Entries from a dataset of interfaces
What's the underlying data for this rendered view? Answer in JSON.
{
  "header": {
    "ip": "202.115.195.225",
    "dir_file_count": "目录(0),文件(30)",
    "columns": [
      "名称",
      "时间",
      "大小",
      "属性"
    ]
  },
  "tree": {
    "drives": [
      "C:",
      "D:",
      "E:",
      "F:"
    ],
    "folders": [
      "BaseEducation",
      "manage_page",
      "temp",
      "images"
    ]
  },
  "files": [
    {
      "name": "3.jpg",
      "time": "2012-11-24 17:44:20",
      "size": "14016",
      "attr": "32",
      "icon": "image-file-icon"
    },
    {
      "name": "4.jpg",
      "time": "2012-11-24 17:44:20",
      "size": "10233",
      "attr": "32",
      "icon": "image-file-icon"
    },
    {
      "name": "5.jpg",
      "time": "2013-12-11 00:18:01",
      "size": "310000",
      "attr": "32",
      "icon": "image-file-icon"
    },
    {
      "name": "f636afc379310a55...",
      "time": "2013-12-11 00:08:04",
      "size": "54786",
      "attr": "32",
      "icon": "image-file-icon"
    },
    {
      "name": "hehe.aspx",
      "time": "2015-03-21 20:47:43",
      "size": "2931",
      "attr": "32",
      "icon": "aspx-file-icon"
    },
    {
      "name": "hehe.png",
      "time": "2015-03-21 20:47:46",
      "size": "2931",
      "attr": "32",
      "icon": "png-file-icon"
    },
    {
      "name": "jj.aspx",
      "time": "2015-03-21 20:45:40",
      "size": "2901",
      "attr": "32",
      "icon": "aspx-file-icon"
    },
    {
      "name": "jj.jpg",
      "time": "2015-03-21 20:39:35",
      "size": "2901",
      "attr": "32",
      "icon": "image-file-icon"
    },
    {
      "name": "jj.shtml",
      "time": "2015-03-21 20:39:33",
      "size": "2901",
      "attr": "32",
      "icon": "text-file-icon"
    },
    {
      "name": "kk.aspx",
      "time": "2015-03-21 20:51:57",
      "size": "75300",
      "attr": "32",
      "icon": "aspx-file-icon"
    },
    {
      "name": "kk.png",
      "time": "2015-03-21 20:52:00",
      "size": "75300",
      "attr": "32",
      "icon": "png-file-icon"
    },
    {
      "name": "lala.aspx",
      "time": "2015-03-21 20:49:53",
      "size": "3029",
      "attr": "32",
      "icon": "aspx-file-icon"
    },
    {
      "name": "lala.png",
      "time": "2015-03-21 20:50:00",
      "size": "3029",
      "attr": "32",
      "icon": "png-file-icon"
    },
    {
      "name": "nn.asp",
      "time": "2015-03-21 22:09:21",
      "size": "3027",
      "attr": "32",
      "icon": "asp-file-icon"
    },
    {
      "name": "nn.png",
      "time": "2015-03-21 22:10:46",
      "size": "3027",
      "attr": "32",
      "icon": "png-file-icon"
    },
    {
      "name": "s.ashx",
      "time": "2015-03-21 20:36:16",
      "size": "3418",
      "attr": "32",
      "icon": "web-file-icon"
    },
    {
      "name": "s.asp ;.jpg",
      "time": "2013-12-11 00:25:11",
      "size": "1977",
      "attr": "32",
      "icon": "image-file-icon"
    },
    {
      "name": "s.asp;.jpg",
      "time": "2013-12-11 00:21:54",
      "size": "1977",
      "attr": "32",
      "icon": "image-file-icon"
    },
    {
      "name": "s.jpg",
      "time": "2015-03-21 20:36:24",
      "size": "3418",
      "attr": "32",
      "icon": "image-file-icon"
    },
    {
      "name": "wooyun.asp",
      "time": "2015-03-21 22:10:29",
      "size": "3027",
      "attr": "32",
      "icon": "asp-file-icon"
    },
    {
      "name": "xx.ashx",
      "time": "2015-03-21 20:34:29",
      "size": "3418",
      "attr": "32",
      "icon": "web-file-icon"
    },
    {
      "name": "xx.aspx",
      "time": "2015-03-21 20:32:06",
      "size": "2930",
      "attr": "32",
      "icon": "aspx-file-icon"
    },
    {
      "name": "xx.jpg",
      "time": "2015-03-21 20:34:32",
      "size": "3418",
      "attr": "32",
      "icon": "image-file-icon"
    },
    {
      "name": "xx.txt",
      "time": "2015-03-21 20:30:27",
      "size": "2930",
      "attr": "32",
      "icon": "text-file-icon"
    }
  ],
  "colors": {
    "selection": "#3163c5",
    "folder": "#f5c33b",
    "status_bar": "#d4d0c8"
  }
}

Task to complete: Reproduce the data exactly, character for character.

Result:
What's the underlying data for this rendered view? Answer in JSON.
{
  "header": {
    "ip": "202.115.195.225",
    "dir_file_count": "目录(0),文件(30)",
    "columns": [
      "名称",
      "时间",
      "大小",
      "属性"
    ]
  },
  "tree": {
    "drives": [
      "C:",
      "D:",
      "E:",
      "F:"
    ],
    "folders": [
      "BaseEducation",
      "manage_page",
      "temp",
      "images"
    ]
  },
  "files": [
    {
      "name": "3.jpg",
      "time": "2012-11-24 17:44:20",
      "size": "14016",
      "attr": "32",
      "icon": "image-file-icon"
    },
    {
      "name": "4.jpg",
      "time": "2012-11-24 17:44:20",
      "size": "10233",
      "attr": "32",
      "icon": "image-file-icon"
    },
    {
      "name": "5.jpg",
      "time": "2013-12-11 00:18:01",
      "size": "310000",
      "attr": "32",
      "icon": "image-file-icon"
    },
    {
      "name": "f636afc379310a55...",
      "time": "2013-12-11 00:08:04",
      "size": "54786",
      "attr": "32",
      "icon": "image-file-icon"
    },
    {
      "name": "hehe.aspx",
      "time": "2015-03-21 20:47:43",
      "size": "2931",
      "attr": "32",
      "icon": "aspx-file-icon"
    },
    {
      "name": "hehe.png",
      "time": "2015-03-21 20:47:46",
      "size": "2931",
      "attr": "32",
      "icon": "png-file-icon"
    },
    {
      "name": "jj.aspx",
      "time": "2015-03-21 20:45:40",
      "size": "2901",
      "attr": "32",
      "icon": "aspx-file-icon"
    },
    {
      "name": "jj.jpg",
      "time": "2015-03-21 20:39:35",
      "size": "2901",
      "attr": "32",
      "icon": "image-file-icon"
    },
    {
      "name": "jj.shtml",
      "time": "2015-03-21 20:39:33",
      "size": "2901",
      "attr": "32",
      "icon": "text-file-icon"
    },
    {
      "name": "kk.aspx",
      "time": "2015-03-21 20:51:57",
      "size": "75300",
      "attr": "32",
      "icon": "aspx-file-icon"
    },
    {
      "name": "kk.png",
      "time": "2015-03-21 20:52:00",
      "size": "75300",
      "attr": "32",
      "icon": "png-file-icon"
    },
    {
      "name": "lala.aspx",
      "time": "2015-03-21 20:49:53",
      "size": "3029",
      "attr": "32",
      "icon": "aspx-file-icon"
    },
    {
      "name": "lala.png",
      "time": "2015-03-21 20:50:00",
      "size": "3029",
      "attr": "32",
      "icon": "png-file-icon"
    },
    {
      "name": "nn.asp",
      "time": "2015-03-21 22:09:21",
      "size": "3027",
      "attr": "32",
      "icon": "asp-file-icon"
    },
    {
      "name": "nn.png",
      "time": "2015-03-21 22:10:46",
      "size": "3027",
      "attr": "32",
      "icon": "png-file-icon"
    },
    {
      "name": "s.ashx",
      "time": "2015-03-21 20:36:16",
      "size": "3418",
      "attr": "32",
      "icon": "web-file-icon"
    },
    {
      "name": "s.asp ;.jpg",
      "time": "2013-12-11 00:25:11",
      "size": "1977",
      "attr": "32",
      "icon": "image-file-icon"
    },
    {
      "name": "s.asp;.jpg",
      "time": "2013-12-11 00:21:54",
      "size": "1977",
      "attr": "32",
      "icon": "image-file-icon"
    },
    {
      "name": "s.jpg",
      "time": "2015-03-21 20:36:24",
      "size": "3418",
      "attr": "32",
      "icon": "image-file-icon"
    },
    {
      "name": "wooyun.asp",
      "time": "2015-03-21 22:10:29",
      "size": "3027",
      "attr": "32",
      "icon": "asp-file-icon"
    },
    {
      "name": "xx.ashx",
      "time": "2015-03-21 20:34:29",
      "size": "3418",
      "attr": "32",
      "icon": "web-file-icon"
    },
    {
      "name": "xx.aspx",
      "time": "2015-03-21 20:32:06",
      "size": "2930",
      "attr": "32",
      "icon": "aspx-file-icon"
    },
    {
      "name": "xx.jpg",
      "time": "2015-03-21 20:34:32",
      "size": "3418",
      "attr": "32",
      "icon": "image-file-icon"
    },
    {
      "name": "xx.txt",
      "time": "2015-03-21 20:30:27",
      "size": "2930",
      "attr": "32",
      "icon": "text-file-icon"
    }
  ],
  "colors": {
    "selection": "#3163c5",
    "folder": "#f5c33b",
    "status_bar": "#d4d0c8"
  }
}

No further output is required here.